◆ What to produce
Please return every line of the records below that contains the word "arrow".

Interface dataset entries:
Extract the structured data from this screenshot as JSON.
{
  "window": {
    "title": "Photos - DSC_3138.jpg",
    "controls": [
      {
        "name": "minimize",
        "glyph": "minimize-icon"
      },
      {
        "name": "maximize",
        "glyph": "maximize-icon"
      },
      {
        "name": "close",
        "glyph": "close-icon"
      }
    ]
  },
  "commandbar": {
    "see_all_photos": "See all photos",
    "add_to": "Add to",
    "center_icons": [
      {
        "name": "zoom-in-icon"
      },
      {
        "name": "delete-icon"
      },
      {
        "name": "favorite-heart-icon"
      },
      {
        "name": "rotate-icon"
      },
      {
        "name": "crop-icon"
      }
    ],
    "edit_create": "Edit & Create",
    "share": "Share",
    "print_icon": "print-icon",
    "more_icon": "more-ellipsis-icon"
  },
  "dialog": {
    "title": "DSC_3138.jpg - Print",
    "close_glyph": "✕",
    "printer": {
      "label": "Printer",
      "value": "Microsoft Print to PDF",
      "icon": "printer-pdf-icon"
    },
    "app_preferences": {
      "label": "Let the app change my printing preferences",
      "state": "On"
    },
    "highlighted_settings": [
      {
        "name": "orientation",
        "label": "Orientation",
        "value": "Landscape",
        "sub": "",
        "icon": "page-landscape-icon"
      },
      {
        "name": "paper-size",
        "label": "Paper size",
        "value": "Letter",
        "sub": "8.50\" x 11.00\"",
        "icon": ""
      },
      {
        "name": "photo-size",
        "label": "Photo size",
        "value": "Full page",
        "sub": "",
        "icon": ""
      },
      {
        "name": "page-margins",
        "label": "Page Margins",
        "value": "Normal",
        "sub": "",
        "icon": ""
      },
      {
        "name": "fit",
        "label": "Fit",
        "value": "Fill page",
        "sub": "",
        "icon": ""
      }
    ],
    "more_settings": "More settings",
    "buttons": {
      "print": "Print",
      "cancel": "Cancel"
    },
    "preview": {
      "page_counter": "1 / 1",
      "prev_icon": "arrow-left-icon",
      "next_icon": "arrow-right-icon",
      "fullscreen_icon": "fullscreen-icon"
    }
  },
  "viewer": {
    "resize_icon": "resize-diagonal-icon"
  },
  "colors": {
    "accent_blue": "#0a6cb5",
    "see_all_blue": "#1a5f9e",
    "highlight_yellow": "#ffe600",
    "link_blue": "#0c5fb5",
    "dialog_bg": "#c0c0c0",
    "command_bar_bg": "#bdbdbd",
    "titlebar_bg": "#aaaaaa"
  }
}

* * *

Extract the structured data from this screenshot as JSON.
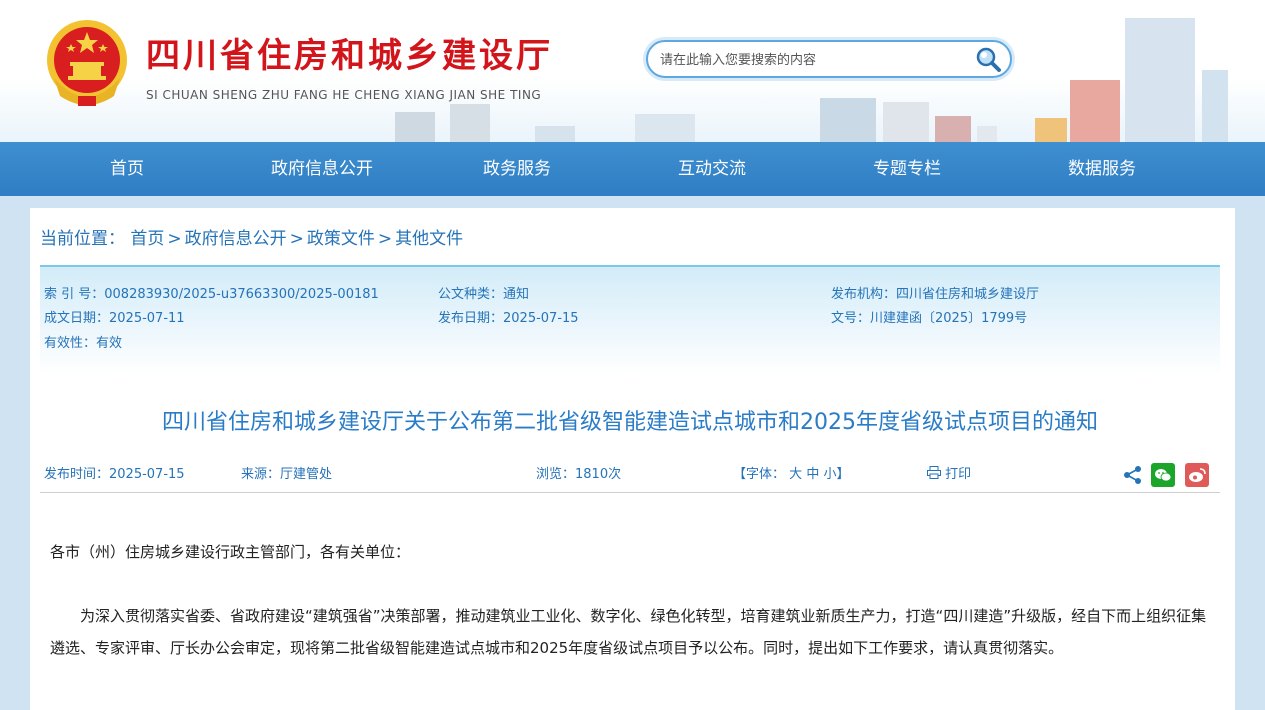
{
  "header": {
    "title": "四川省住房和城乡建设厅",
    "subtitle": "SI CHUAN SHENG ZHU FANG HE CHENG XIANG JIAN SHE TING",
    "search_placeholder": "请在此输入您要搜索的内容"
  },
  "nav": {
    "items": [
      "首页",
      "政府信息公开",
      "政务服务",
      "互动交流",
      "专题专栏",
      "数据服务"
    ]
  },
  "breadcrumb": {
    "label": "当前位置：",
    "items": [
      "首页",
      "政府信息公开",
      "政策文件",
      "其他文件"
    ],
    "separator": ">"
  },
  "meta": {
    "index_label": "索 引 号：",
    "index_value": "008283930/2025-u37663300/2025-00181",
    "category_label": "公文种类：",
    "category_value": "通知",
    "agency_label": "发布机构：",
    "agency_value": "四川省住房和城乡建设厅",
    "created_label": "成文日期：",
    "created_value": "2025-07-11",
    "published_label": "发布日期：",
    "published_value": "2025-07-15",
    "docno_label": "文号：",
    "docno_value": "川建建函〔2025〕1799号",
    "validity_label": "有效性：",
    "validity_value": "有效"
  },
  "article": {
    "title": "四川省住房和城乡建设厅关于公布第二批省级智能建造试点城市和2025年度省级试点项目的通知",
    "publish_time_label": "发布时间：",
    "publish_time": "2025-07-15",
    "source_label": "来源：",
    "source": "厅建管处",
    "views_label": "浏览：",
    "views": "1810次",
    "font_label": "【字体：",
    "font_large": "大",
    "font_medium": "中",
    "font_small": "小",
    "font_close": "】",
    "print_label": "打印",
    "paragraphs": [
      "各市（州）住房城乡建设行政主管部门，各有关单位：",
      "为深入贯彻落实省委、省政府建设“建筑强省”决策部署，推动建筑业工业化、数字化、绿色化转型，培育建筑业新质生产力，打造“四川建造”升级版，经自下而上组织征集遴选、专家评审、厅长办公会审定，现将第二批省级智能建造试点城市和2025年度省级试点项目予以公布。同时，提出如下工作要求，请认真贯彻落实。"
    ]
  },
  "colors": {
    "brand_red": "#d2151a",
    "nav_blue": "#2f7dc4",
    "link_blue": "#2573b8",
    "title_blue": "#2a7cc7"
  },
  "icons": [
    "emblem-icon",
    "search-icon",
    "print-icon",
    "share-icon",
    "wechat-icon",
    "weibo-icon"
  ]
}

◆ Completed task
      "prev_icon": "arrow-left-icon",
      "next_icon": "arrow-right-icon",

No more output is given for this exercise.